#1279 · 2
· on Certainty's End
Certainty's End

My main problem here is that there's very little substance to this story. The plot is very simple. which would be fine if you gave us something else to chew on, like worldbuilding or character depth, but you don't. Nothing unexpected, and no surprises.

What takes up the bulk of the story instead? Cliches. Fantasy cliches like bright purple eyes and “the sounds of sorcery” are added for no reason. The priest seems like he might be a decent character at first, barring the eyes-showing-every-other-personality-trait cliché, but then all his does is … offer repentance. Then look angrily at Liar as he escapes.

As a particular criticism, let me pull out this:

Oddly enough, as Liar battled internally to keep peace, fear and sorrow held little sway upon his thoughts. Anger sat at the foremost, … Followed closely by a sadness directed towards those who relied upon him. … And that hurt most of all.

I don't actually have a problem with telling emotions; plenty of good writers do. But here, we're told sorrow holds little sway … then a load of stuff about the sadness he feels.

There're other problems with the prose, but those are less important than the lack of substance.
#1281 · 2
· on This Sinking Feeling
This Sinking Feeling

I thought the main mystery here and its resolution were pretty cool. But there are two big flaws.

First, you load up the story with too many other mysteries at the beginning. Who is the narrator? What's her name? What's happened to her? Why does she think this is an adventure? What's with the house? What's with the inconstant landscape? What's with the notes? There's so much up in the air, and so little solidity left to hold on to, that the confusion quickly goes past teasing into annoying. It doesn't help that at the end, a good chunk of these mysteries are still unresolved.

Second, we spend far too much time just wondering about aimlessly in a random landscape. This quickly becomes a drag because there's no sense of forward motion. And there's no real need for it. A couple of significant lurches frustrating the protagonist would drive home the mystery just as well, but be less confusing.

All that said, you've got a fun setup here. I think you just need to give the reader a bit more structure to hang on to while you assault them with unknowns.

EDIT: There also a couple of times where the narration slips into present tense. You might want to look into that. Unless it's intentional, in which case I'm missing the significance.
#1307 · 2
· on Revolver

The story's not a page-turner, but it doesn't need to be and knows it..
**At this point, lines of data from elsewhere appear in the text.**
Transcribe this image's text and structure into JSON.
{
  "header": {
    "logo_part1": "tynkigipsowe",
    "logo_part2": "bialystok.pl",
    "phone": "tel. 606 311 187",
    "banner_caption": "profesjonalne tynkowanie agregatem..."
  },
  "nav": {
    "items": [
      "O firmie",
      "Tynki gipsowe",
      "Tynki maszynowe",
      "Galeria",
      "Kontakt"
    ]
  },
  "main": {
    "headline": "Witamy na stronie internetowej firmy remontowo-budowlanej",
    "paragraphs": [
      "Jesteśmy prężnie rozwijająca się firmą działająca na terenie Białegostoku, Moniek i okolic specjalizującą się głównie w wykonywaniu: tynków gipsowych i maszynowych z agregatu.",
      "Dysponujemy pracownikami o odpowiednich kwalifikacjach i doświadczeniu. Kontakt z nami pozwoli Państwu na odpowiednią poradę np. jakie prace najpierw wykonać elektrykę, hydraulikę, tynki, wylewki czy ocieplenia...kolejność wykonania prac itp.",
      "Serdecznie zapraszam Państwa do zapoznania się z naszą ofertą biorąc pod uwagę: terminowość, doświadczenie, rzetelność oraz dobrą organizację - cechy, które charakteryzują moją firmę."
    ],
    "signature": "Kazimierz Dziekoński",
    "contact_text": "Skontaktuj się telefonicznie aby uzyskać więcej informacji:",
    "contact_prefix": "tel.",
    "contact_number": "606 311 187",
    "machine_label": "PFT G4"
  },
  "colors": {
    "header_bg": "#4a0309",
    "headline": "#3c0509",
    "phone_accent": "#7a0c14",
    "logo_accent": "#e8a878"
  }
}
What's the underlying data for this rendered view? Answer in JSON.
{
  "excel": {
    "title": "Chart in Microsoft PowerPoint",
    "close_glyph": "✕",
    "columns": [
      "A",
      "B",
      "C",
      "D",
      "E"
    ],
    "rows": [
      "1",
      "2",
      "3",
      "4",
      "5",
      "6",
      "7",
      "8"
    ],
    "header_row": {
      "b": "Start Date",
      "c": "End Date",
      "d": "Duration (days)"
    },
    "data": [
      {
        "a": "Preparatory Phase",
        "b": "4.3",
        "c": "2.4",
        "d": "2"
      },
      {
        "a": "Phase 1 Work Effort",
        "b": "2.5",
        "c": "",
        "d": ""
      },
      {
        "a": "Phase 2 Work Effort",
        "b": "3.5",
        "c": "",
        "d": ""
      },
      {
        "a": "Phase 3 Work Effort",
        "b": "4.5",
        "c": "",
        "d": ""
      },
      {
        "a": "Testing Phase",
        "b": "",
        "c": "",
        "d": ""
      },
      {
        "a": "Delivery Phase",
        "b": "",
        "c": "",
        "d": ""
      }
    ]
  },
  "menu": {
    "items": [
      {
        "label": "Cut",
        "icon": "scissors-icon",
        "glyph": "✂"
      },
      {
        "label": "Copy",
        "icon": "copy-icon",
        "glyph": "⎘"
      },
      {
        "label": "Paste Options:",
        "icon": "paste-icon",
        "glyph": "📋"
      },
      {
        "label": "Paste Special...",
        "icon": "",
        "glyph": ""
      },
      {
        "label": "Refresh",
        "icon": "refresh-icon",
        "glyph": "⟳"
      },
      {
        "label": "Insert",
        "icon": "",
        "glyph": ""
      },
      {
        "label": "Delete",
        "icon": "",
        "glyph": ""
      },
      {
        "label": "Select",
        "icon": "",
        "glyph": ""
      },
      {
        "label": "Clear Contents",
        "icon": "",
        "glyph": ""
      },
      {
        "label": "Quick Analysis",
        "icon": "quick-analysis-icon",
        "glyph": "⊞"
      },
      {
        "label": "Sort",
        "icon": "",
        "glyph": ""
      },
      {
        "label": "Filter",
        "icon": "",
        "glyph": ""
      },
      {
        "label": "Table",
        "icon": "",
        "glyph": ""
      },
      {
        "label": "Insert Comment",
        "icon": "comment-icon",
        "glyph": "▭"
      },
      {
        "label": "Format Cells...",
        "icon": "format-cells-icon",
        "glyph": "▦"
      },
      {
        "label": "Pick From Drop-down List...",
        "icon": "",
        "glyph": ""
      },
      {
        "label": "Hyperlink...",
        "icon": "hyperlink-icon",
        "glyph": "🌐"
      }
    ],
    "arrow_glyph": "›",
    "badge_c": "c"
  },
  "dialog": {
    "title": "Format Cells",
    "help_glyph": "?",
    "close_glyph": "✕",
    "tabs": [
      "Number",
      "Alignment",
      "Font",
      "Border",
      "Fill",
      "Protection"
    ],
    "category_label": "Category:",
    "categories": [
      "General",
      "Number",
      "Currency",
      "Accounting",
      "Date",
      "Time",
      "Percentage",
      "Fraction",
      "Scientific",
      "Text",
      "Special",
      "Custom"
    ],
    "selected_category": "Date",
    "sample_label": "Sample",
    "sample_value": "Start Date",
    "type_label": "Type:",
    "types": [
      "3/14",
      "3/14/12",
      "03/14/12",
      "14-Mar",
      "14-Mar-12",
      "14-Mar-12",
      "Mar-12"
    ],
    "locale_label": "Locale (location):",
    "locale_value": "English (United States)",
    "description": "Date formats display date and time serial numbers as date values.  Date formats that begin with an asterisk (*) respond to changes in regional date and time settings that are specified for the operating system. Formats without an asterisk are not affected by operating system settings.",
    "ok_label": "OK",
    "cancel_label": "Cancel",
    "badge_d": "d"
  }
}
Overall, excellent character work. Dina hits just the right note of pugnacity and fragility in an Enid Coleslaw sort of way. The structure is so subtle you might miss it, but quietly does its job, and does it well. And the ending did actually manage to surprise me while being perfectly earned. (I was expecting something rather more soppy and sentimental, and was pleasantly surprised.)

I don't know enough of U.S. university culture to comment on the veracity of the world, but it worked fine for me.

Criticisms? I didn't much care for the psychiatrist. It seemed like he uncomfortably close to being an exposition piece near the end. Other than that, though, good job.